━━ Exercise data ━━
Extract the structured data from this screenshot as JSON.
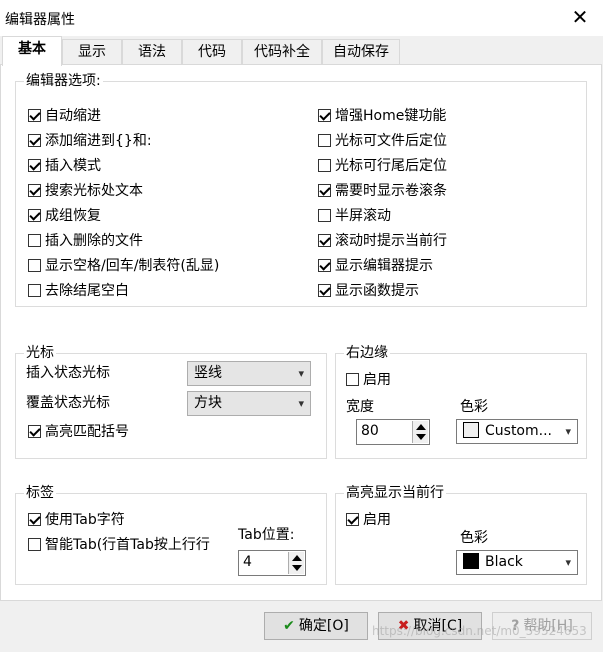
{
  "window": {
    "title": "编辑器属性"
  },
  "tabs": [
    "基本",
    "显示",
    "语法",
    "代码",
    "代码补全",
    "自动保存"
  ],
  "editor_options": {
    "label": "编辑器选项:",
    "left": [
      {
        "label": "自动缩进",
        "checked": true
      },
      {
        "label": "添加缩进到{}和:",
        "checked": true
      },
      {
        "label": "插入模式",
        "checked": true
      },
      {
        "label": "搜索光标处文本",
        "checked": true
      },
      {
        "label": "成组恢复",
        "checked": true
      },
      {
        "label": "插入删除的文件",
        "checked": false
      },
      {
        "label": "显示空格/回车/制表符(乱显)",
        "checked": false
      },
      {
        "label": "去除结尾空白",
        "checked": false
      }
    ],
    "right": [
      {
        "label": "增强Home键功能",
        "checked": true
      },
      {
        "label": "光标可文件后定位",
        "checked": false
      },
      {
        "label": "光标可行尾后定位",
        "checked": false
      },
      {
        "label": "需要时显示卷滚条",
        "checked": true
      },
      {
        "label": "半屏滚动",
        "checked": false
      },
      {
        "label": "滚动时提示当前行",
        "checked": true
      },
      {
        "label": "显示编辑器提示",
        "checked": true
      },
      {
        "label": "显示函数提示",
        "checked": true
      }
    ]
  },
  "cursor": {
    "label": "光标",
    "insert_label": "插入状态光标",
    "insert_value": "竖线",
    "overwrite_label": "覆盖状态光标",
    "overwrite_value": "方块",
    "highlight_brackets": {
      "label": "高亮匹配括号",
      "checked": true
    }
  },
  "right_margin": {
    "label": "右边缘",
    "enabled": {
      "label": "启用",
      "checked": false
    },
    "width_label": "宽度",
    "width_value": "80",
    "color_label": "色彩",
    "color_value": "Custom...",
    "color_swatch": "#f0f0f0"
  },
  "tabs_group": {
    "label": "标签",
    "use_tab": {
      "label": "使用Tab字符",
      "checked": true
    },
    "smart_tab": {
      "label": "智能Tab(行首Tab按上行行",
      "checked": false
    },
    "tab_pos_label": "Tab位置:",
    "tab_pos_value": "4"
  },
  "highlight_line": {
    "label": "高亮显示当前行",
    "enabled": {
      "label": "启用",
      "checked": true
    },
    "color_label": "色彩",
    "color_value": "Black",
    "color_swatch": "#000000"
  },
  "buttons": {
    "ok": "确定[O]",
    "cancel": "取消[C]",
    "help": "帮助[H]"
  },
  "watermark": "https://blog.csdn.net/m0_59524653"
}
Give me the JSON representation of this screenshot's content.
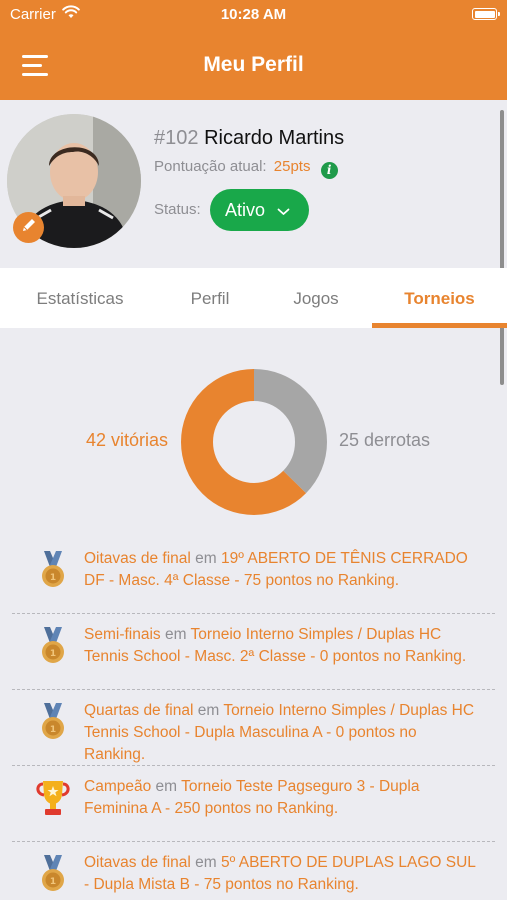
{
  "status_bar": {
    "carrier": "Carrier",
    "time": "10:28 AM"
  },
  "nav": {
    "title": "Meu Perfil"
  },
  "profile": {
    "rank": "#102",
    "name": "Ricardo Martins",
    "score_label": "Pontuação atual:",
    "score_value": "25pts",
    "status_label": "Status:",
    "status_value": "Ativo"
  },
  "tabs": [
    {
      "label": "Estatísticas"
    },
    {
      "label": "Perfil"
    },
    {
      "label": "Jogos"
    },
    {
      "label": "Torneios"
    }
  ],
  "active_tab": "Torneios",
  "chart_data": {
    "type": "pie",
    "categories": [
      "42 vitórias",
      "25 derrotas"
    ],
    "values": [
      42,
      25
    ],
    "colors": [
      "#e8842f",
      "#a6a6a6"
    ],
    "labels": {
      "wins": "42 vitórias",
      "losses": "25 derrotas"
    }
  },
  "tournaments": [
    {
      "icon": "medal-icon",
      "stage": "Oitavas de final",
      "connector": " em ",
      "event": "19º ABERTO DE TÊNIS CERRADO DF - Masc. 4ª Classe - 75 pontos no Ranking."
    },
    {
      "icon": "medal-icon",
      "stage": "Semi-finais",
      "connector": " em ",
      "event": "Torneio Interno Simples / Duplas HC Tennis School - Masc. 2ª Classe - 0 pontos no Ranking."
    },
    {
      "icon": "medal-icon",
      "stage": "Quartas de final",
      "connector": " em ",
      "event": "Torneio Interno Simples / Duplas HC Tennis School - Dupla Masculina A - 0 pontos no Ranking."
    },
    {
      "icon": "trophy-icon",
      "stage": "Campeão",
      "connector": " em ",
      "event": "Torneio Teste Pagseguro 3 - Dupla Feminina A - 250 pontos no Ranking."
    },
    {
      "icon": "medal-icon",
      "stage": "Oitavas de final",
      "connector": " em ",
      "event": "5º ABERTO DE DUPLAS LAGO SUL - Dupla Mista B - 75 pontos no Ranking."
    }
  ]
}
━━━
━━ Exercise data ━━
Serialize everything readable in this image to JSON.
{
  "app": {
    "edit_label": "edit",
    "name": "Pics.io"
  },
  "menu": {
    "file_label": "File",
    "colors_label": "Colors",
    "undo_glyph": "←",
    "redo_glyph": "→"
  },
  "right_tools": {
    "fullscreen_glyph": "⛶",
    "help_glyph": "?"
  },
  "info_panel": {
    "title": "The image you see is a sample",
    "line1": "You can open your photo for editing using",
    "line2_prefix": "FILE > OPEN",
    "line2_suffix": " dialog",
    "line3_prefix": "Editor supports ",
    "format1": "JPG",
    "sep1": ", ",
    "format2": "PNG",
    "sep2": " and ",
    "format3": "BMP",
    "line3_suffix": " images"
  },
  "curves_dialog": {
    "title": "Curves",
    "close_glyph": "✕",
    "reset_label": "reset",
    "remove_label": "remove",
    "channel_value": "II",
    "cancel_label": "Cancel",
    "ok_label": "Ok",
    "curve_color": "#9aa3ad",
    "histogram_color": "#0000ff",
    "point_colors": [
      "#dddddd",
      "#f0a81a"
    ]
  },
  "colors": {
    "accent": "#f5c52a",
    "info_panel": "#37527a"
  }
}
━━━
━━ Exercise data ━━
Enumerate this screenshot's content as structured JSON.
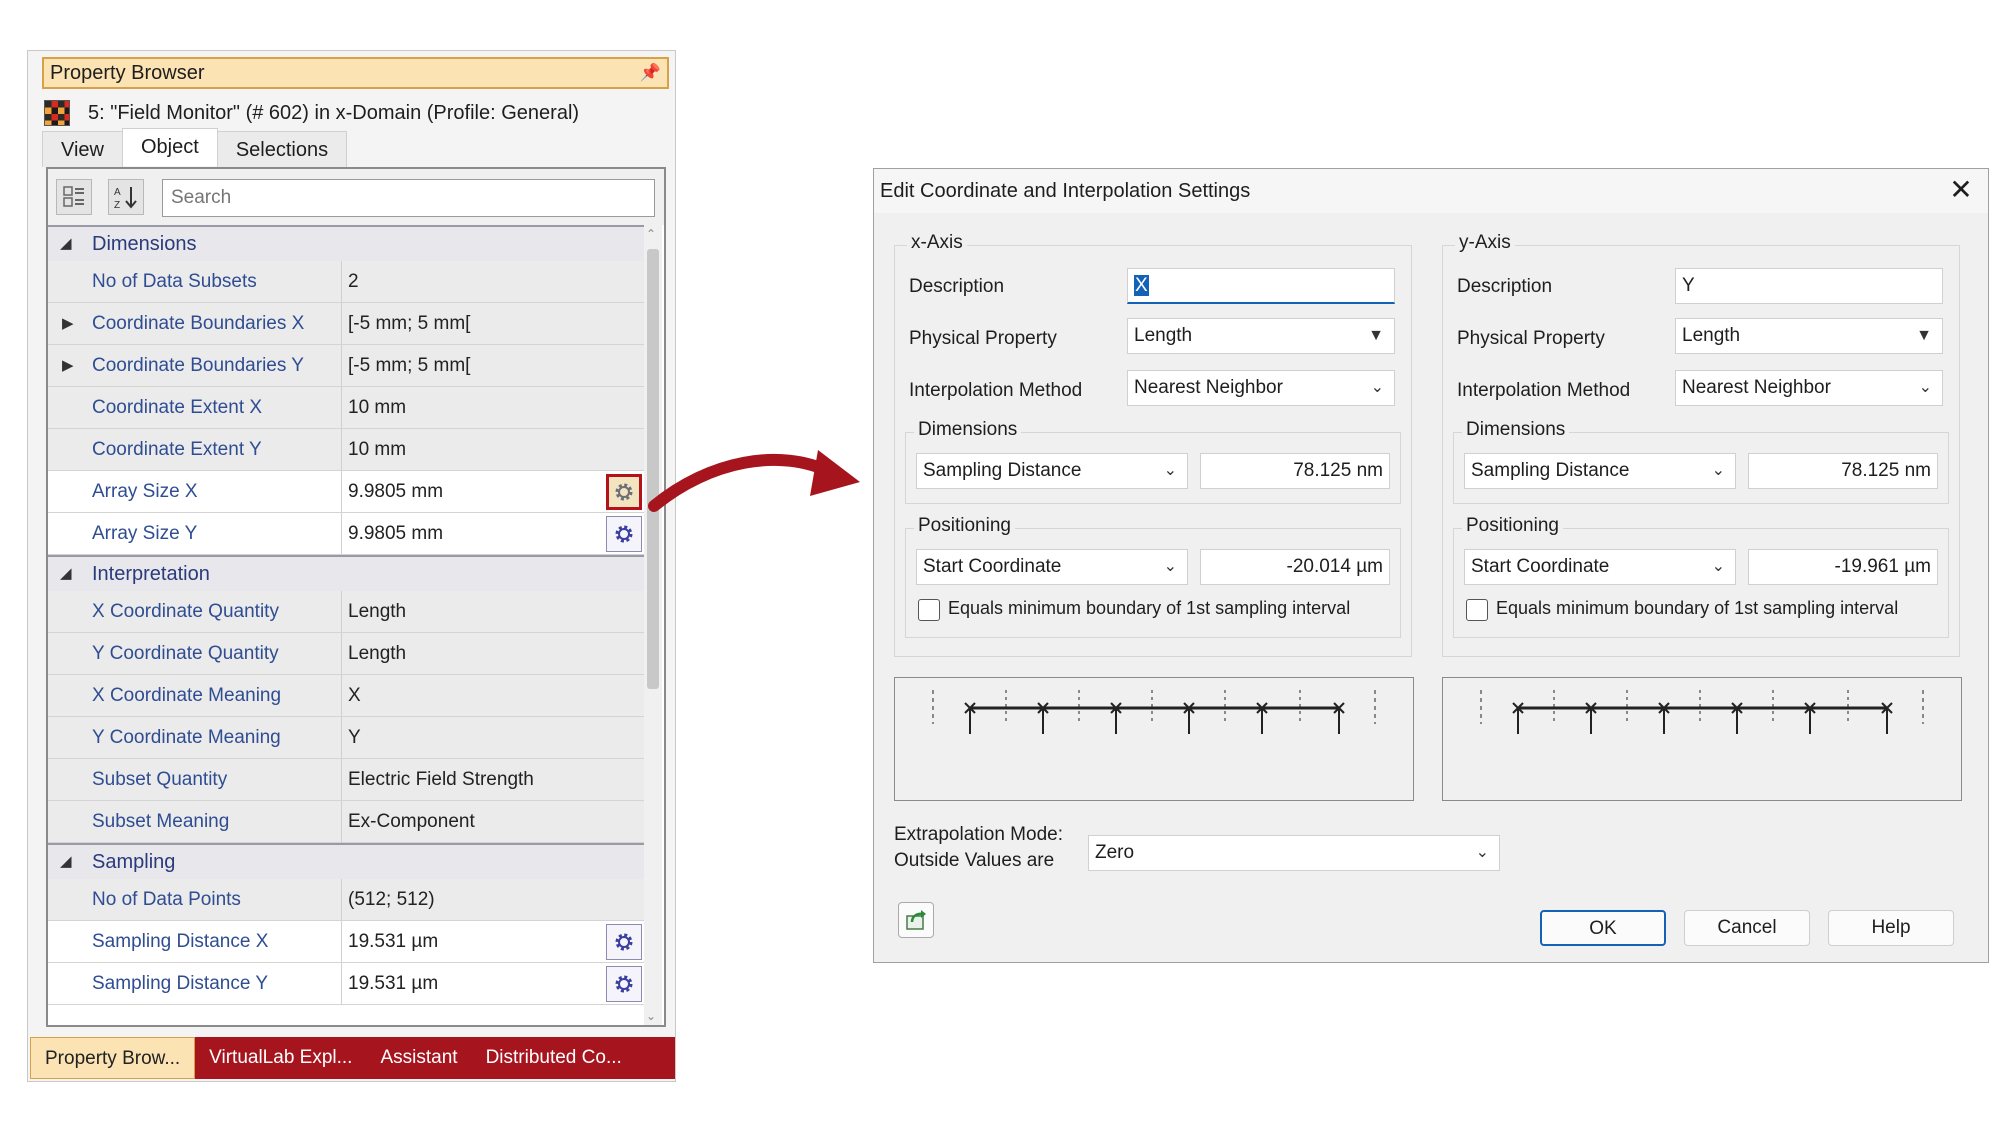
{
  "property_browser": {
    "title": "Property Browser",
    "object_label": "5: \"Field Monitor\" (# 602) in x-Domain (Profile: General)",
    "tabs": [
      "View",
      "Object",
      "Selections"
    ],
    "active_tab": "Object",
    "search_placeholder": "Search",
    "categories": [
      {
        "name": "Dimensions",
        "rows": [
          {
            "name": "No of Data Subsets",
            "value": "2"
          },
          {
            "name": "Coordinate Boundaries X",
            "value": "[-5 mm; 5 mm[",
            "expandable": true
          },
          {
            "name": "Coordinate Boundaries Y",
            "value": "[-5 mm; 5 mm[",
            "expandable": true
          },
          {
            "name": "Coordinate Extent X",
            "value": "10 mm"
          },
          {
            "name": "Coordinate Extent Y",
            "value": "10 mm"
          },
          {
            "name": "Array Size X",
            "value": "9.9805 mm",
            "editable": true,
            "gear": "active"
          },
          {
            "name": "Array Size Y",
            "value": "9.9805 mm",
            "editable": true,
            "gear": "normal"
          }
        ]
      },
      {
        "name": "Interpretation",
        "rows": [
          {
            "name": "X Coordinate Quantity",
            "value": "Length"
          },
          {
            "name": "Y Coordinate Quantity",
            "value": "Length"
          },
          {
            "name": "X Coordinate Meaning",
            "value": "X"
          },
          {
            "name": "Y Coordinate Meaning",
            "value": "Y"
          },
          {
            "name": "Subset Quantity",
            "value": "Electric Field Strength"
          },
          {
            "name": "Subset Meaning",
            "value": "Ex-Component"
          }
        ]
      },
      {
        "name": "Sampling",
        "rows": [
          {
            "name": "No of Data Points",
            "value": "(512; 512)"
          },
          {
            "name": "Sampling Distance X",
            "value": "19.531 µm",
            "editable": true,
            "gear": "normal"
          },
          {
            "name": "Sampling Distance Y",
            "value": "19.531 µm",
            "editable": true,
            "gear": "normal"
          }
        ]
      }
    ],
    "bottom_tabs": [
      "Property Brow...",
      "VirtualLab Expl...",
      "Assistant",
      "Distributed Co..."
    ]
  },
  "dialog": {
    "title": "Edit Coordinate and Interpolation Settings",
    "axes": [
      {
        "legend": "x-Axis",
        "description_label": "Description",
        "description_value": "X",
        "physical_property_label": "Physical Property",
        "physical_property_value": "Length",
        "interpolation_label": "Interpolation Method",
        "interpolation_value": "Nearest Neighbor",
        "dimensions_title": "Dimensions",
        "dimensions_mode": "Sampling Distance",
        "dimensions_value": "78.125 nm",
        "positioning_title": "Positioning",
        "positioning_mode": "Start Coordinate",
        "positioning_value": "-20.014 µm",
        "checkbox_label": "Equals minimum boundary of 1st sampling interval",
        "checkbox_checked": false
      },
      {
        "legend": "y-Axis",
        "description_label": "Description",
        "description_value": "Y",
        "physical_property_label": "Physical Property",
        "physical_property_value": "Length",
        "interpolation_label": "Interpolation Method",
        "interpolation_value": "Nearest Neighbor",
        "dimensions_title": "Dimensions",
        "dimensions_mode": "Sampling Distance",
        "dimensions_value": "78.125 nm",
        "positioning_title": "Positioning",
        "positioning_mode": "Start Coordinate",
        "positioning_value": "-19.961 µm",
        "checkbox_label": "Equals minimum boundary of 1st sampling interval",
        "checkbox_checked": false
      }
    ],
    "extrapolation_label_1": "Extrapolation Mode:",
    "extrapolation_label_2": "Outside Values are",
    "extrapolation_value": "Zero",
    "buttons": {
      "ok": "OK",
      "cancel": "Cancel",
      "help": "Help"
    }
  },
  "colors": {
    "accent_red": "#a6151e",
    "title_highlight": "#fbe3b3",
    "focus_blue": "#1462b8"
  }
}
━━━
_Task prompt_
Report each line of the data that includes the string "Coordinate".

_Expected output_
            "name": "Coordinate Boundaries X",
            "name": "Coordinate Boundaries Y",
            "name": "Coordinate Extent X",
            "name": "Coordinate Extent Y",
            "name": "X Coordinate Quantity",
            "name": "Y Coordinate Quantity",
            "name": "X Coordinate Meaning",
            "name": "Y Coordinate Meaning",
    "title": "Edit Coordinate and Interpolation Settings",
        "positioning_mode": "Start Coordinate",
        "positioning_mode": "Start Coordinate",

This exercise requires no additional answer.